1994-08-18 08:44:15
On Thu, 18 Aug 1994, Dana S Emery wrote:

Jacob Palme>
  My personal experience is that this feature [Obsoletes:...] 
  is ***very*** useful and ***much*** needed.

Privacy needs to be a concern here, unless this feature were
backed up by some form of authentication I would hesitate to
consider it a _good thing_, even assuming it had widespread 
implementation.  I would not want to see the enablement of
a way for hackers to conduct "mail-wars".

How is this problem solved for the Usenet News command "cancel"?
My guess is that only the originator of a message can obsolete
it. Possibly, also the moderator of a newsgroup or of a distribution
list should be allowed to cancel messages from that group?

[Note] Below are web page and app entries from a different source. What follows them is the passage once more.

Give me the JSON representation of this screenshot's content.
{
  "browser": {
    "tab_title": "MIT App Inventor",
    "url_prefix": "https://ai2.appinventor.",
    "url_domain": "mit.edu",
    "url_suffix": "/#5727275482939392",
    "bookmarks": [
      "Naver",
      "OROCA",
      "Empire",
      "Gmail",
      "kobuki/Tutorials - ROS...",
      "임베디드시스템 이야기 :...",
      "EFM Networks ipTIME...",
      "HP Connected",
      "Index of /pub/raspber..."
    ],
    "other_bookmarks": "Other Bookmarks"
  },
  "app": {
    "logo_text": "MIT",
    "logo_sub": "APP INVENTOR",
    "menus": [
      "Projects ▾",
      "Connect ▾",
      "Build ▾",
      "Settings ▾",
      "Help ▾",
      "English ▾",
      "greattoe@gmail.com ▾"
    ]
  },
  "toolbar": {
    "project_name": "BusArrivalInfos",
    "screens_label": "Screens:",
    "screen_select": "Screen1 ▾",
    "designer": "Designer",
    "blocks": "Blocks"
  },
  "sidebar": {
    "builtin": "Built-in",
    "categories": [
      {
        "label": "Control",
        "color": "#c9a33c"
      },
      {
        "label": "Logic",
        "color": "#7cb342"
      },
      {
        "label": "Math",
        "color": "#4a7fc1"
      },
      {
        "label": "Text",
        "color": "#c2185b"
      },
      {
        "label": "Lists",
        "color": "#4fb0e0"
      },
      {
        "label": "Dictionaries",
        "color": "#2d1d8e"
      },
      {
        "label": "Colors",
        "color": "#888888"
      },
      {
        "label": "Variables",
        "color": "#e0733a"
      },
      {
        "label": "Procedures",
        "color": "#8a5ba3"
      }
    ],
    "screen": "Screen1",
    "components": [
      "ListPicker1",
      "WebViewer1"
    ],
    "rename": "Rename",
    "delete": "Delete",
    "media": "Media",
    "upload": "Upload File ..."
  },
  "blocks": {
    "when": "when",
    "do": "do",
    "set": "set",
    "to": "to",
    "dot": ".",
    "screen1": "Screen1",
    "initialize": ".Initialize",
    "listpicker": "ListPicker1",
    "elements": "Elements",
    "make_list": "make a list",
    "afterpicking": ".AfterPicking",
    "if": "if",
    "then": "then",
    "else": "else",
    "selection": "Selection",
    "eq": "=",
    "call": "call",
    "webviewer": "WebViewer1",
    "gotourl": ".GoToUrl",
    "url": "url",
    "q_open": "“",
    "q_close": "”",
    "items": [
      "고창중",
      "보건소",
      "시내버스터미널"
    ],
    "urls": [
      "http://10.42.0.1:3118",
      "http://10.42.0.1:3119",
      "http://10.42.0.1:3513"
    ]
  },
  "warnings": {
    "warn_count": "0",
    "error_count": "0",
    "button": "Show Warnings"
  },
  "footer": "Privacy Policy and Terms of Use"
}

The exact interpretation of the "obsoletes" feature is up to
the mailbox software of the receiving recipients. The way it is
done in the system I am accustomed to, is that only original
senders and moderators can obsolete messages. Moderators cannot
obsolete the message itself, only the link between the message
and the group he moderates. If thus the same message is sent
to more than one group, and one of the moderator obsoletes it,
this means that it is removed from his group but not from the
other group it was sent to.

Obsoleting a message does not actually mean that the message
is removed in the system I use. Both the new and the old copy
is kept. Recipients who have already seen the old version,
will be shown the new version too. Recipients who log in
when both the old and the new version has arrived, will be
shown only the new version, but with a line in the heading
Obsoletes: <Message-ID of the obsoleted message>
They can then, if they so wish, give a command to retrieve
the old version of the message.

Our experience with this feature is only positive. We have
never had any single occurence of any problems with the

If obsoletes is implemented in this way, I see no privacy
concerns. If you feel strongly about this, the best might
be to say that only the original author and no one else
can obsolete a message. That is the way it is defined in

The only possible privacy concern might be if someone
fakes a message with the original author as origin ator
in order to obsolete his message. But the risk for this
is not higher than the general risk of people sending
faked messages, so this should not be an argument against
an "obsoletes" feature, but rather an argument against
allowing people to send faked messages at all.